What you need to do:
Write out the stretch of lines below that begins at the line with "Decode this image" and ends at the line with "Output a JSON", including both, exactly as given and nothing more.

=-=-=-=-=

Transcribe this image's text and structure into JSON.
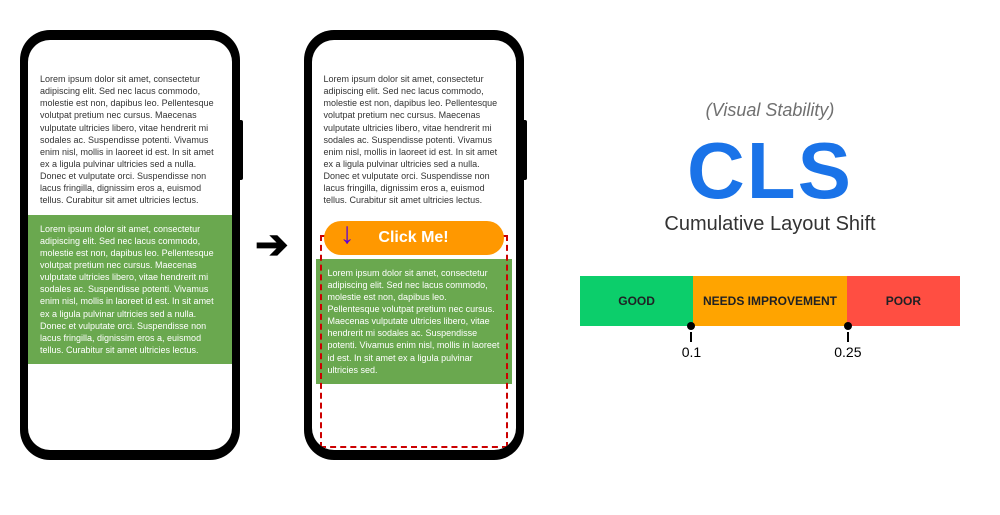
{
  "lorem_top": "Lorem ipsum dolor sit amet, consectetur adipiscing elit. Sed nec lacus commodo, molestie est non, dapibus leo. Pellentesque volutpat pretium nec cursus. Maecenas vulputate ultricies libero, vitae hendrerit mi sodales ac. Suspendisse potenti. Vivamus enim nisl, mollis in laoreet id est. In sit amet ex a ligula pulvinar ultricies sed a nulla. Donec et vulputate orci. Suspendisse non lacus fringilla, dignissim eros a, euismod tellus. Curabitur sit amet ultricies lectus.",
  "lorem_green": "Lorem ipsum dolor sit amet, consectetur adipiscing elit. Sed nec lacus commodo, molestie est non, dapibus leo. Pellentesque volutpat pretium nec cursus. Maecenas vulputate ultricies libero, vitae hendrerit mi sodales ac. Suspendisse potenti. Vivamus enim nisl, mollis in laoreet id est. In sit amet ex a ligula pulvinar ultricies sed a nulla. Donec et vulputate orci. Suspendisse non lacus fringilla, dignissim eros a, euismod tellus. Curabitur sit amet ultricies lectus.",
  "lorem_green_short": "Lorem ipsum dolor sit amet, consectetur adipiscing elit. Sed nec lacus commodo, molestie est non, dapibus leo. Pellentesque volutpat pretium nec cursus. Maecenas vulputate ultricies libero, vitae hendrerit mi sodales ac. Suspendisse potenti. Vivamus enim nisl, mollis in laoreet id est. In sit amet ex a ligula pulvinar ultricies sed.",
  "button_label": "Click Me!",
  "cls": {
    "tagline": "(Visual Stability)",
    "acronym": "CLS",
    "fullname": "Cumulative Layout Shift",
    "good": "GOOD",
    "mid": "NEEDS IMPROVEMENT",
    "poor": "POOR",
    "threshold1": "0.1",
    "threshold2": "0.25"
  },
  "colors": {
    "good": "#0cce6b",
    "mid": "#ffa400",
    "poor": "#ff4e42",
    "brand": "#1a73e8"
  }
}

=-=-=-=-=

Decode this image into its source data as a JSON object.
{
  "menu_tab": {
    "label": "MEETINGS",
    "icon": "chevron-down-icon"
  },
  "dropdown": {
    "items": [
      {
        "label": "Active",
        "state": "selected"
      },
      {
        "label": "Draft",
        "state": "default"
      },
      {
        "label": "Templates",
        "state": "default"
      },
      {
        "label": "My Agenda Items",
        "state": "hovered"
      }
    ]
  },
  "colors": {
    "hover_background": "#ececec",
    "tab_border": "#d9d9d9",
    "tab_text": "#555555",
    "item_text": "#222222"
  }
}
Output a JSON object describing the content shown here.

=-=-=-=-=

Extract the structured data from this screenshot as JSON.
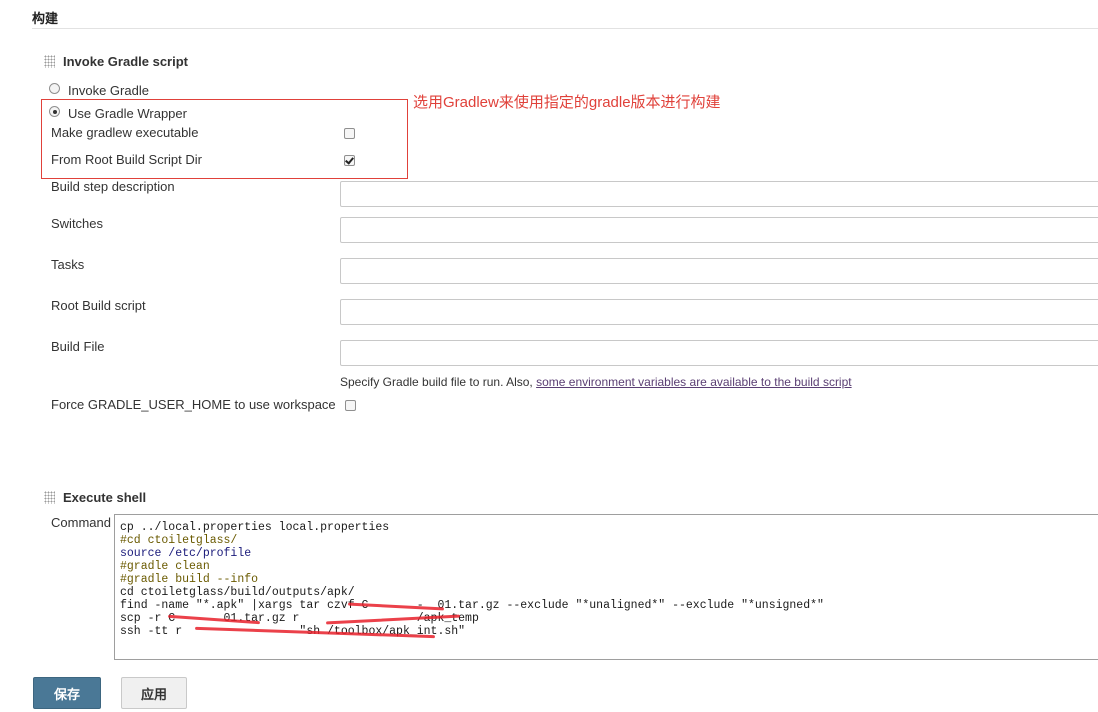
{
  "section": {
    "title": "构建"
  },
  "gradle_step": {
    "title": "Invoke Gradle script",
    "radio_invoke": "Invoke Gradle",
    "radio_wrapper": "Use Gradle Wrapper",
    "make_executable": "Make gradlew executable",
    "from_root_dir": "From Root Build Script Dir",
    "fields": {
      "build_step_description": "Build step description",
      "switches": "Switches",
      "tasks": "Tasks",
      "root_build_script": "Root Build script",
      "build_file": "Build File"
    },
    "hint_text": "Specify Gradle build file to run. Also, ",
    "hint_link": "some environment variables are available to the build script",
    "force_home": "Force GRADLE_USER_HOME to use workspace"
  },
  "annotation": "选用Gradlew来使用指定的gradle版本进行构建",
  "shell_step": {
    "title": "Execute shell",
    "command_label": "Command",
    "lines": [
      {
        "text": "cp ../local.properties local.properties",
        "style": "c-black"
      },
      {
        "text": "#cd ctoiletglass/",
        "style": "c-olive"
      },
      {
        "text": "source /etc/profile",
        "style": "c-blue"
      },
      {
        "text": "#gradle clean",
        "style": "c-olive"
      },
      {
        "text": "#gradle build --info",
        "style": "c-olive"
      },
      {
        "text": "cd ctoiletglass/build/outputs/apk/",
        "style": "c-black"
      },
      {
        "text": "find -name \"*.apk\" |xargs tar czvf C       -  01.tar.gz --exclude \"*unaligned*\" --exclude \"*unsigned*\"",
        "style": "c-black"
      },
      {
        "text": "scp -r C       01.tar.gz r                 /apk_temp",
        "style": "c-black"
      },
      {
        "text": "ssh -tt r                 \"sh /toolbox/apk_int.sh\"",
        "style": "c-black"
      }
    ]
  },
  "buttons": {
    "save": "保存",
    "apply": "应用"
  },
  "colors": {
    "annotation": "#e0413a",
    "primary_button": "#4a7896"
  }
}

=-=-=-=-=

Solution for this task:
Decode this image into its source data as a JSON object.
{
  "menu_tab": {
    "label": "MEETINGS",
    "icon": "chevron-down-icon"
  },
  "dropdown": {
    "items": [
      {
        "label": "Active",
        "state": "selected"
      },
      {
        "label": "Draft",
        "state": "default"
      },
      {
        "label": "Templates",
        "state": "default"
      },
      {
        "label": "My Agenda Items",
        "state": "hovered"
      }
    ]
  },
  "colors": {
    "hover_background": "#ececec",
    "tab_border": "#d9d9d9",
    "tab_text": "#555555",
    "item_text": "#222222"
  }
}
Output a JSON object describing the content shown here.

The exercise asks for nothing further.